## REQUIREMENT
Which lines of the data include the string "kind"? List them all.

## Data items
**********

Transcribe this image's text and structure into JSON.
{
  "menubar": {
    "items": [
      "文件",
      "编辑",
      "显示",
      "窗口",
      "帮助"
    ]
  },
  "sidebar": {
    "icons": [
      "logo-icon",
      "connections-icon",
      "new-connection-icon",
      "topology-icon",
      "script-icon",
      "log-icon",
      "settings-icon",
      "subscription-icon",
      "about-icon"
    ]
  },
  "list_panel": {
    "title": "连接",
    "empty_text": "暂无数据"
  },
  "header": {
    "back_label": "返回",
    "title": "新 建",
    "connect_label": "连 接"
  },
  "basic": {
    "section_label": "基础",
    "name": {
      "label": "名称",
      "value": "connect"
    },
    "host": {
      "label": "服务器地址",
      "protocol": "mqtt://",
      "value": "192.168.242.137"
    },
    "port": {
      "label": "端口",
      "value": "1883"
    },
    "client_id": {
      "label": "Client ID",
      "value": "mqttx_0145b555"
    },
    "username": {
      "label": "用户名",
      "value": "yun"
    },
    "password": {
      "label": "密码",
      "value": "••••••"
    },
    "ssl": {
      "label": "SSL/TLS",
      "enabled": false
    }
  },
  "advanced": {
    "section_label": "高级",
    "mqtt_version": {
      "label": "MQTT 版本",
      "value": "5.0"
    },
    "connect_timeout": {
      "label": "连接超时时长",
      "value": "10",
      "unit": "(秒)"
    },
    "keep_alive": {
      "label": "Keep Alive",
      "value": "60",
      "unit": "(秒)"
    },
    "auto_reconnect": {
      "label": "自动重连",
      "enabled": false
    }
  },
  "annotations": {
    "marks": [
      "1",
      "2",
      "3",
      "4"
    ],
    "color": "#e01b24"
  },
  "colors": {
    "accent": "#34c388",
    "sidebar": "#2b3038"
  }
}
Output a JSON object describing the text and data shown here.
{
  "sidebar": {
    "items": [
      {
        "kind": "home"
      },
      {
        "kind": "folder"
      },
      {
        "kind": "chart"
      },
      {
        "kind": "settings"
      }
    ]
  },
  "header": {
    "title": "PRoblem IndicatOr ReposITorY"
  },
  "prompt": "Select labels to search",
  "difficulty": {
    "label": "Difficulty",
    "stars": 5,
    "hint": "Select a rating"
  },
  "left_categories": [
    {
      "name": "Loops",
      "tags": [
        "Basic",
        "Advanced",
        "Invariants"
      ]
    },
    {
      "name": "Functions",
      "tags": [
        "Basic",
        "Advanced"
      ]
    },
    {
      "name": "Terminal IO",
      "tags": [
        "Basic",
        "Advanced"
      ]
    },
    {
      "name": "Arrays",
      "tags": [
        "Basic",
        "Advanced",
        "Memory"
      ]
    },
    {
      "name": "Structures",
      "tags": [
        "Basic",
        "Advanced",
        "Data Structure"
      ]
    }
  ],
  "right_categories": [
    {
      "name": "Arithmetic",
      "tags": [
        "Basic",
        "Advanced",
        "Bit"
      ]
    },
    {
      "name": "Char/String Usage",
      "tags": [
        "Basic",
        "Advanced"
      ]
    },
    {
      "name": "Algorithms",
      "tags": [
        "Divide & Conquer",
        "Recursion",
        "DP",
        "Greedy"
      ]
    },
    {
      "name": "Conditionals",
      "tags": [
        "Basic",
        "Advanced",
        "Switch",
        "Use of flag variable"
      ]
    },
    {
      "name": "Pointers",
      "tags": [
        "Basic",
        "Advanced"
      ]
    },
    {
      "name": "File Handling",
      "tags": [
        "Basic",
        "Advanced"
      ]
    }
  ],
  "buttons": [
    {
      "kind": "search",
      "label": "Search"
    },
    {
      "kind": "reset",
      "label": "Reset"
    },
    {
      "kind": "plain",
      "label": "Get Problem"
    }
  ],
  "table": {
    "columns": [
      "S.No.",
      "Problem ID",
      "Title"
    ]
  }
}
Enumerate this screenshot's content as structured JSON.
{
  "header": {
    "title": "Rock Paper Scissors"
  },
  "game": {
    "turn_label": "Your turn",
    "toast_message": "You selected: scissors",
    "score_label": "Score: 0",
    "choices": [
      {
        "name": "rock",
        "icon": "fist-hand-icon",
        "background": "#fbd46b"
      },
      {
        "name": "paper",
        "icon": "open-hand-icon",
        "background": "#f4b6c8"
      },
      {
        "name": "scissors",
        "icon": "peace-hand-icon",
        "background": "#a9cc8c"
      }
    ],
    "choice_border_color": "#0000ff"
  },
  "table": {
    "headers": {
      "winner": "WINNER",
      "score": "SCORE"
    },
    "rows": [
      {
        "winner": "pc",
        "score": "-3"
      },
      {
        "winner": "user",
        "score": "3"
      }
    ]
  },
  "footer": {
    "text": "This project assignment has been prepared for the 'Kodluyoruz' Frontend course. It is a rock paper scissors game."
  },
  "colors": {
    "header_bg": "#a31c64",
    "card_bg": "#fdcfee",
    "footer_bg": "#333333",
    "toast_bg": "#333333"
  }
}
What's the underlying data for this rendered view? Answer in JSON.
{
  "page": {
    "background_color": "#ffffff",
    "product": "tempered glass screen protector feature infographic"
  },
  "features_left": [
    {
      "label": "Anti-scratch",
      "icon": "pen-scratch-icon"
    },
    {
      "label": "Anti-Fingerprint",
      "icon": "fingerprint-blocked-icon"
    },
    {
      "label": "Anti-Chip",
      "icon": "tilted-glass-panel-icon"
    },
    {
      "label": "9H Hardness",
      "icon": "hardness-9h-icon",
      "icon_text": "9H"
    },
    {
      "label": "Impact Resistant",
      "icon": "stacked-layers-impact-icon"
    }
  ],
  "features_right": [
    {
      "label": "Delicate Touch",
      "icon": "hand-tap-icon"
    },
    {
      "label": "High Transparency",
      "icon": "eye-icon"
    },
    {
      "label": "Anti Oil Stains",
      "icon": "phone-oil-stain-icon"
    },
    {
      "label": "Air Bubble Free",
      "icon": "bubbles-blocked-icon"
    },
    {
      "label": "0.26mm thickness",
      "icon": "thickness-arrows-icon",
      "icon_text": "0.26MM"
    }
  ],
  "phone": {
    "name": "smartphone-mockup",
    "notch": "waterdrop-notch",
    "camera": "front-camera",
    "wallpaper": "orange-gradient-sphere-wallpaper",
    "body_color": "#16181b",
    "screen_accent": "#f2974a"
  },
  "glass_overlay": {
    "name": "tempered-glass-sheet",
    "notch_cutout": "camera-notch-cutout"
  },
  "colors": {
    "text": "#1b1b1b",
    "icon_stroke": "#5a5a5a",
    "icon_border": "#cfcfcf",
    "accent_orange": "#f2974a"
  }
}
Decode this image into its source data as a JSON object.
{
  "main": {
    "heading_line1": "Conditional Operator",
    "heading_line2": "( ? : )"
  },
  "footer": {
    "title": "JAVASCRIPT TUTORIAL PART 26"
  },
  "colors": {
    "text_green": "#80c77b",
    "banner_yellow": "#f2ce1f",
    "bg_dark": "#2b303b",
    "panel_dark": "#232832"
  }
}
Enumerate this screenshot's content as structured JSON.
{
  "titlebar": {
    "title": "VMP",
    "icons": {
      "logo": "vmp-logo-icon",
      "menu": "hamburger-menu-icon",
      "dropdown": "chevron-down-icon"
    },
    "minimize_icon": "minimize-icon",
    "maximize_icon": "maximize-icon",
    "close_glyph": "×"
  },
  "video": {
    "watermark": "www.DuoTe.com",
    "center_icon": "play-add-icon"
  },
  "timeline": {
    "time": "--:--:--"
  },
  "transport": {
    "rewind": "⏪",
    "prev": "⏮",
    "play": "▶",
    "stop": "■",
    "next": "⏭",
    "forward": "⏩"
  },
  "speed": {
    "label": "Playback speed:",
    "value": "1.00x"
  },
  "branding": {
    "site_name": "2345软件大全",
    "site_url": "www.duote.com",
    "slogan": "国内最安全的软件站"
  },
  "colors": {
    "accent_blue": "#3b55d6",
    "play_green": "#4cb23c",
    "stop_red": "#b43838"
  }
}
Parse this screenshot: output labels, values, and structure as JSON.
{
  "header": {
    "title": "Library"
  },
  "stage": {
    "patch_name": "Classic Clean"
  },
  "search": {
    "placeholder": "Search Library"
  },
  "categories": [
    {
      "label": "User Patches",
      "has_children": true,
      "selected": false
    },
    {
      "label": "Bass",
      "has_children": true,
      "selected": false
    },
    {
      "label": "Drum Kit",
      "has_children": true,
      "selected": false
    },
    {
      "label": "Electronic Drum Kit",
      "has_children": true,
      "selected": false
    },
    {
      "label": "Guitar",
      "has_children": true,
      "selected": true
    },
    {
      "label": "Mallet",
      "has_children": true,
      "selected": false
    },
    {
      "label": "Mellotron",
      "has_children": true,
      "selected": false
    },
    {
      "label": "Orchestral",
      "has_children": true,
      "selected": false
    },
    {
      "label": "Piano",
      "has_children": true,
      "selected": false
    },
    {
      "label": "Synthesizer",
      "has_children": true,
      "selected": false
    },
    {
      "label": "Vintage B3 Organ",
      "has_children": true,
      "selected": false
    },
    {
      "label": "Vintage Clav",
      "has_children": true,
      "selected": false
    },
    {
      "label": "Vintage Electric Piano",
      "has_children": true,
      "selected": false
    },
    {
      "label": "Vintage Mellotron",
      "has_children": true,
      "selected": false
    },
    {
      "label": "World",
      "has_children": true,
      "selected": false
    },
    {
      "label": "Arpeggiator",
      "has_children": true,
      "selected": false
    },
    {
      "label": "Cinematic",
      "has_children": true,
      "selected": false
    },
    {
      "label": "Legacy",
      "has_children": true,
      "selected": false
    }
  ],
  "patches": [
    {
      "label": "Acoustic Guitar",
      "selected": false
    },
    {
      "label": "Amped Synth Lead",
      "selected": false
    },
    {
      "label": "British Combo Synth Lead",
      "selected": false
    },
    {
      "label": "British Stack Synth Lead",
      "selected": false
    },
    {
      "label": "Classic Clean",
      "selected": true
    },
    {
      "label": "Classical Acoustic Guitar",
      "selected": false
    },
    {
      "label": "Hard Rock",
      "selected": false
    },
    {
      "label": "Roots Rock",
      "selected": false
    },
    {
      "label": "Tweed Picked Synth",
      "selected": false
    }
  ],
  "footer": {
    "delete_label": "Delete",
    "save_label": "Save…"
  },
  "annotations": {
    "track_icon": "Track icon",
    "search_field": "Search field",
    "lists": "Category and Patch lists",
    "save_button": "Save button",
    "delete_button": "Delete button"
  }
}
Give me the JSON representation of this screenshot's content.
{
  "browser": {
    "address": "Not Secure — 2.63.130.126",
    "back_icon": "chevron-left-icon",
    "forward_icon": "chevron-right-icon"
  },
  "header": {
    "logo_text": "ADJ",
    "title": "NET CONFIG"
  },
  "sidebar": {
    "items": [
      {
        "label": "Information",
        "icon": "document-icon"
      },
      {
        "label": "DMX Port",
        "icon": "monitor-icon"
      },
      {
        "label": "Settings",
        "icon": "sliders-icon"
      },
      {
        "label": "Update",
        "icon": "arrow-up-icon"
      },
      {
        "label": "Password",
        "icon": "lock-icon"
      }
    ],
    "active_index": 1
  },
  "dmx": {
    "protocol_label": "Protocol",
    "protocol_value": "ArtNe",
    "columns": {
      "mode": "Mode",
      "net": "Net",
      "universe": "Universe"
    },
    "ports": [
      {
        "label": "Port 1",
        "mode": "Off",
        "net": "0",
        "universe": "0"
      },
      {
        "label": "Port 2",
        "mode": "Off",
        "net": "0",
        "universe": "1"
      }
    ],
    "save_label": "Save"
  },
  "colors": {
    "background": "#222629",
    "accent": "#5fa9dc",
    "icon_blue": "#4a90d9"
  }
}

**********

## RESULT OF THIS EXERCISE
        "kind": "home"
        "kind": "folder"
        "kind": "chart"
        "kind": "settings"
      "kind": "search",
      "kind": "reset",
      "kind": "plain",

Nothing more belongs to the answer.